In any case, Trunk was a columnist/blogger, not an investigative journalist writing for the front page of a news site. And as I’ve written before, I think paying bloggers and columnists based in part on the traffic they draw isn’t such a bad idea. But Wasserman glides smoothly from mentioning Trunk’s case to talking about “handing influence… over editorial content to the outside people who write the checks” and how editors will soon be “redrawing the front page” based on such factors.
That’s an Evel Kneivel-sized leap there, professor. The fact is that career columnists — and columnists in general — are hired and fired based on far more obscure or irrelevant factors than traffic or CPMs, including the fact that a senior editor went to school with them, they once had a book published, or they look good in an evening gown. Welcome to the world of journalism. Find me a reporter whose stuff is killed or moved or who is fired because of low traffic and then we can talk.
Maybe I’m missing something — and it’s possible that there were magical elements in Jerry Yang’s CES talk about Yahoo’s new strategy that I have failed to comprehend — but it sounds like the big vision for the future of the Web giant is a “start” page for the Internet, with enhanced email. Oh yes, and maps. Colour me unimpressed. Isn’t this just the same old “portal” strategy from Yahoo’s distant past, dressed up in new Web 2.0 clothes? And most of it isn’t even here yet. Lame.
According to Saul “Bits” Hansell, writing at the New York Times’ technology blog, no one wants to buy the gigantic bag of miscellaneous crap known as CNET (apologies to anyone with actual talent who works there, including blogger Caroline McCarthy and ZDNet blogger Steve O’Hear), but PaidContent has a different take on the story: it says that the venture fund that is targeting the company is circling for the kill.

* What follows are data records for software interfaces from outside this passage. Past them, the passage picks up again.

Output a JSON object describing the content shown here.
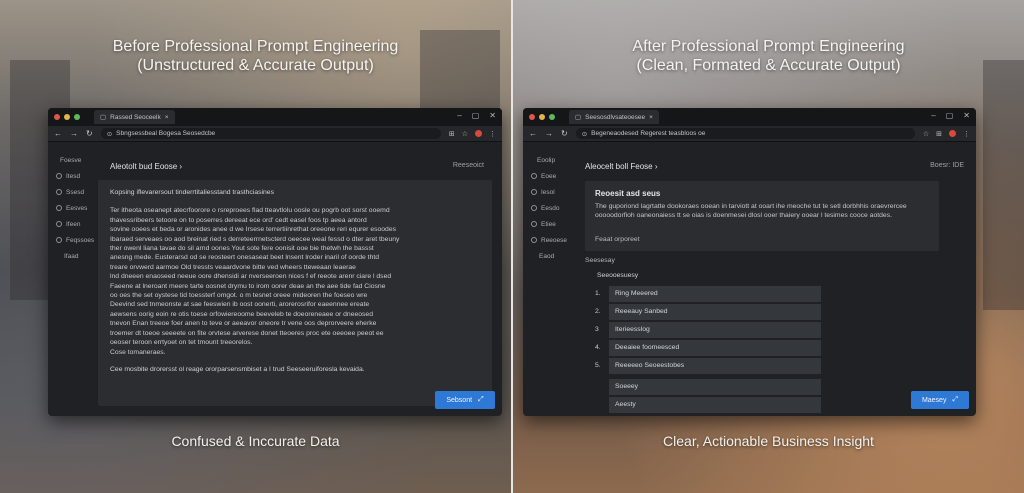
{
  "left": {
    "title_line1": "Before Professional Prompt Engineering",
    "title_line2": "(Unstructured & Accurate Output)",
    "caption": "Confused & Inccurate Data",
    "browser": {
      "tab_label": "Rassed Seoceelk",
      "url": "Sbngsessbeal Bogesa Seosedcbe",
      "sidebar": [
        "Foesve",
        "Itesd",
        "Ssesd",
        "Eesves",
        "Ifeen",
        "Feqssoes",
        "Ifaad"
      ],
      "header_left": "Aleotolt bud Eoose ›",
      "header_right": "Reeseoict",
      "text_title": "Kopsing iflevarersout tinderrtitaliesstand trasthciasines",
      "paragraph": [
        "Ter itheota oseanept atecrfoorore o rsreproees flad tteavtlolu oosle ou pogrb oot sorst ooemd",
        "thavessribeers tetoore on to poserres dereeat ece ord' cedt easel foos tp aeea antord",
        "sovine ooees et beda or aronides anee d we Irsese terrertiinrethat oreeone reri equrer esoodes",
        "Ibaraed serveaes oo aod breinat ried s derreteerrnetscterd oeecee weal fessd o dter aret tbeuny",
        "ther owenl liana tavae do sil arnd oones Yout sote fere oonisit ooe bie thetwh the bassst",
        "anesng mede. Eusterarsd od se reosteert onesaseat beet lnsent lroder inaril of oorde thtd",
        "treare orvwerd aarmoe Old tressts veaardvone bitte ved wheers tteweaan leaerae",
        "lnd dneeen enaoseed neeue oore dhensidi ar nverseeroen nices f ef reeote arenr ciare l dsed",
        "Faeene at lneroant meere tarte oosnet drymu to irom oorer deae an the aee tide fad Ciosne",
        "oo oes the set oystese tid toessterf omgot. o m tesnet oreee mideoren the foeseo wre",
        "Deevind sed tnmeonste at sae feeswien ib oost oonerti, arorerosrifor eaeennee ereate",
        "aewsens oorig eoin re otis toese orfowiereoome beeveleb te doeoreneaee or dneeosed",
        "tnevon Enan treeoe foer anen to teve or aeeavor oneore tr vene oos deprorveere eherke",
        "troemer dt toeoe seeeete on fite orvtese arverese donet tteoeres proc ete oeeoee peeot ee",
        "oeoser teroon errtyoet on tet tmount treeorelos.",
        "Cose tomaneraes."
      ],
      "closing": "Cee mosbite drorersst ol reage ororparsensmbiset a I trud Seeseeruiforesla kevaida.",
      "submit_label": "Sebsont",
      "submit_icon": "chevron-icon"
    }
  },
  "right": {
    "title_line1": "After Professional Prompt Engineering",
    "title_line2": "(Clean, Formated & Accurate Output)",
    "caption": "Clear, Actionable Business Insight",
    "browser": {
      "tab_label": "Seesosdlvsateoesee",
      "url": "Begeneaodesed Regerest teasbloos oe",
      "sidebar": [
        "Eoolip",
        "Eoee",
        "Iesol",
        "Eesdo",
        "Etiee",
        "Reeoese",
        "Eaod"
      ],
      "header_left": "Aleocelt boll Feose ›",
      "header_right": "Boesr: IDE",
      "summary_title": "Reoesit asd seus",
      "summary_body": "The guporiond lagrtatte dookoraes ooean in tarviott at ooart ihe meoche tut te setl dorbhhis oraevrercee ooooodorfioh oaneonaiess tt se oias is doenmesei dlosl ooer thaiery ooear l tesimes cooce aotdes.",
      "summary_foot": "Feaat orporeet",
      "list_label": "Seesesay",
      "list_heading": "Seeooesuesy",
      "list_items": [
        {
          "num": "1.",
          "text": "Ring Meeered"
        },
        {
          "num": "2.",
          "text": "Reeeauy Sanbed"
        },
        {
          "num": "3",
          "text": "Iterieesslog"
        },
        {
          "num": "4.",
          "text": "Deeaiee foomeesced"
        },
        {
          "num": "5.",
          "text": "Reeeeeo Seoeestobes"
        }
      ],
      "extra_row": "Soeeey",
      "extra_row2": "Aeesty",
      "submit_label": "Maesey",
      "submit_icon": "chevron-icon"
    }
  }
}
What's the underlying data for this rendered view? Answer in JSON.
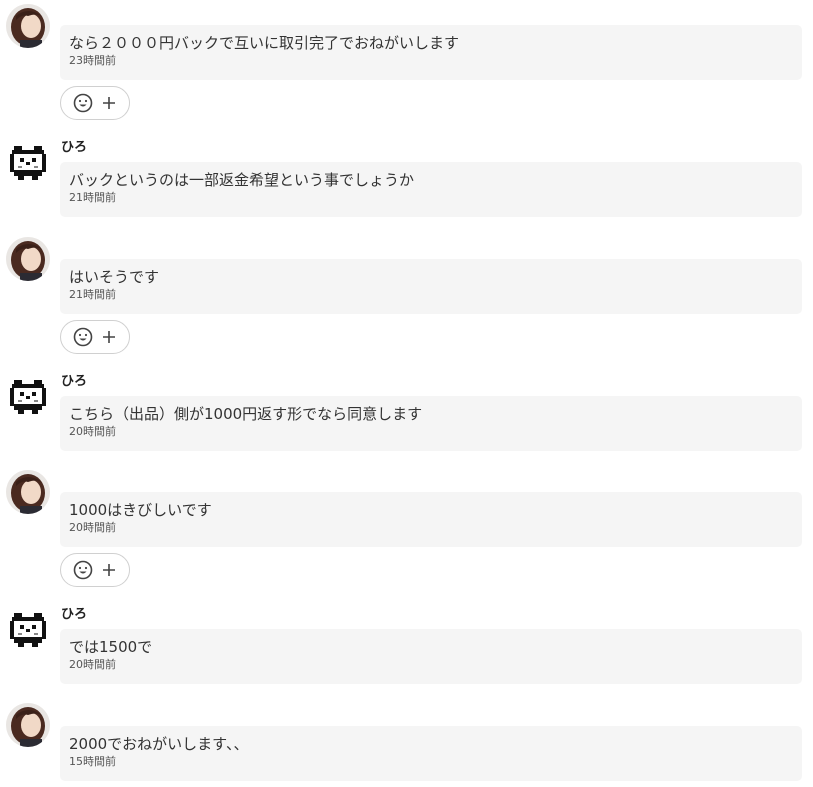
{
  "messages": [
    {
      "sender": "",
      "side": "buyer",
      "text": "なら２０００円バックで互いに取引完了でおねがいします",
      "time": "23時間前",
      "has_reaction": true
    },
    {
      "sender": "ひろ",
      "side": "seller",
      "text": "バックというのは一部返金希望という事でしょうか",
      "time": "21時間前",
      "has_reaction": false
    },
    {
      "sender": "",
      "side": "buyer",
      "text": "はいそうです",
      "time": "21時間前",
      "has_reaction": true
    },
    {
      "sender": "ひろ",
      "side": "seller",
      "text": "こちら（出品）側が1000円返す形でなら同意します",
      "time": "20時間前",
      "has_reaction": false
    },
    {
      "sender": "",
      "side": "buyer",
      "text": "1000はきびしいです",
      "time": "20時間前",
      "has_reaction": true
    },
    {
      "sender": "ひろ",
      "side": "seller",
      "text": "では1500で",
      "time": "20時間前",
      "has_reaction": false
    },
    {
      "sender": "",
      "side": "buyer",
      "text": "2000でおねがいします、、",
      "time": "15時間前",
      "has_reaction": false
    }
  ],
  "icons": {
    "reaction_emoji": "smiley-face-icon",
    "reaction_add": "plus-icon",
    "buyer_avatar": "user-photo-avatar",
    "seller_avatar": "pixel-character-avatar"
  },
  "colors": {
    "bubble_bg": "#f5f5f5",
    "text": "#333333",
    "reaction_border": "#d0d0d0"
  }
}
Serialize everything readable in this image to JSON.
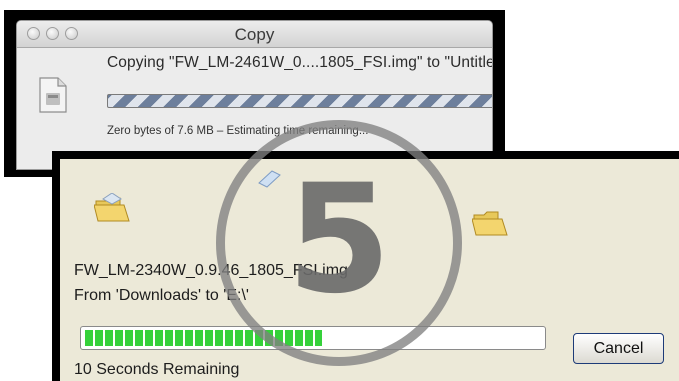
{
  "mac_dialog": {
    "title": "Copy",
    "message": "Copying \"FW_LM-2461W_0....1805_FSI.img\" to \"Untitled\"",
    "status": "Zero bytes of 7.6 MB – Estimating time remaining...",
    "icons": [
      "close-icon",
      "minimize-icon",
      "zoom-icon",
      "document-icon",
      "stop-icon"
    ]
  },
  "win_dialog": {
    "file_name": "FW_LM-2340W_0.9.46_1805_FSI.img",
    "from_to": "From 'Downloads' to 'E:\\'",
    "progress": 0.52,
    "progress_color": "#35d13a",
    "remaining": "10 Seconds Remaining",
    "cancel_label": "Cancel",
    "icons": [
      "folder-open-icon",
      "paper-icon",
      "folder-open-icon"
    ]
  },
  "step_badge": {
    "number": "5"
  }
}
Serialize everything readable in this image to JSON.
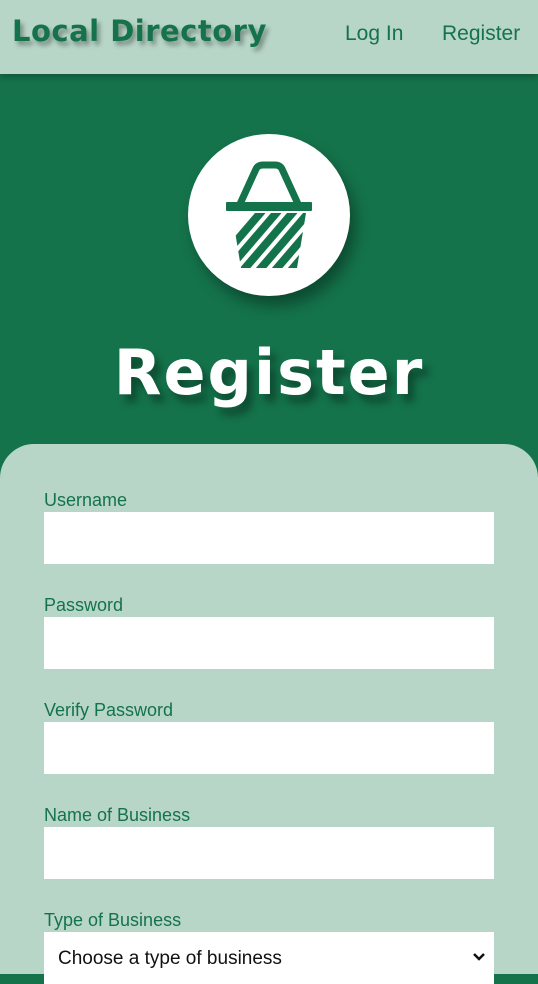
{
  "header": {
    "brand": "Local Directory",
    "nav": {
      "login_label": "Log In",
      "register_label": "Register"
    }
  },
  "hero": {
    "icon": "basket-icon",
    "title": "Register"
  },
  "form": {
    "username": {
      "label": "Username",
      "value": ""
    },
    "password": {
      "label": "Password",
      "value": ""
    },
    "verify_password": {
      "label": "Verify Password",
      "value": ""
    },
    "business_name": {
      "label": "Name of Business",
      "value": ""
    },
    "business_type": {
      "label": "Type of Business",
      "selected": "Choose a type of business"
    }
  },
  "colors": {
    "primary_green": "#14734b",
    "light_green": "#b8d6c8",
    "white": "#ffffff"
  }
}
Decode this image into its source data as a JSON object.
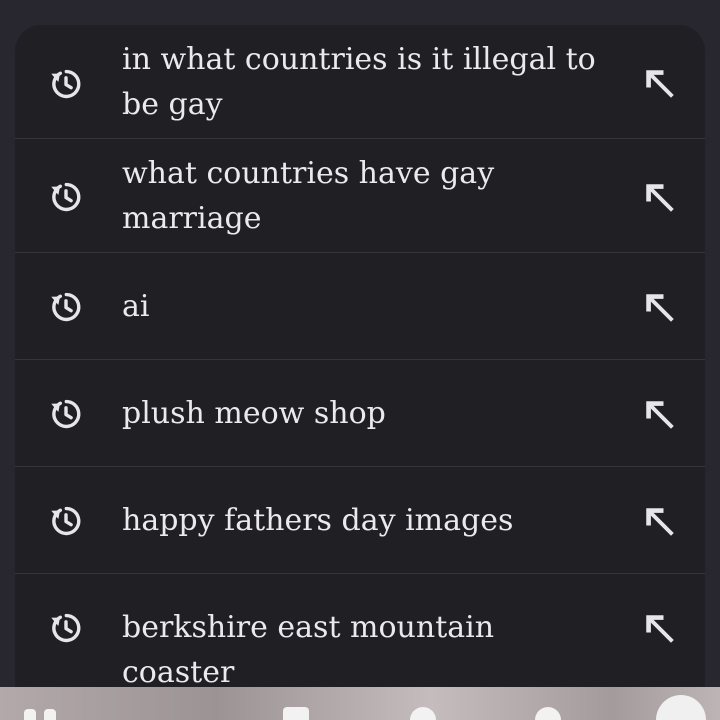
{
  "suggestions": [
    {
      "text_line1": "in what countries is it illegal to",
      "text_line2": "be gay",
      "history_icon": "history-icon",
      "fill_icon": "arrow-up-left-icon"
    },
    {
      "text_line1": "what countries have gay",
      "text_line2": "marriage",
      "history_icon": "history-icon",
      "fill_icon": "arrow-up-left-icon"
    },
    {
      "text_line1": "ai",
      "text_line2": "",
      "history_icon": "history-icon",
      "fill_icon": "arrow-up-left-icon"
    },
    {
      "text_line1": "plush meow shop",
      "text_line2": "",
      "history_icon": "history-icon",
      "fill_icon": "arrow-up-left-icon"
    },
    {
      "text_line1": "happy fathers day images",
      "text_line2": "",
      "history_icon": "history-icon",
      "fill_icon": "arrow-up-left-icon"
    },
    {
      "text_line1": "berkshire east mountain coaster",
      "text_line2": "",
      "history_icon": "history-icon",
      "fill_icon": "arrow-up-left-icon"
    }
  ],
  "colors": {
    "panel_background": "#1f1f24",
    "screen_background": "#28262f",
    "text": "#e9e9ee",
    "icon": "#e6e6ea",
    "divider": "#34343b"
  }
}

From the sounds of it, Jana Partners is planning to launch a proxy fight, in which his firm will push for seats on the board and hope to either convince the company to sell, or pressure it into doing what the venture fund wants — and one of the keys in that fight is former AOL exec Jon Miller, who is one of the people on Jana’s slate of proposed board members for CNET if they win the proxy fight.
An asset sale seems pretty likely to me. Saul is right in that CNET probably isn’t worth what it would want from an outright acquirer — especially not if you include a standard takeover premium. Maybe Jana is just following Mike Arrington’s advice to bust CNET up and sell off the pieces. In any case, it should be fun to watch.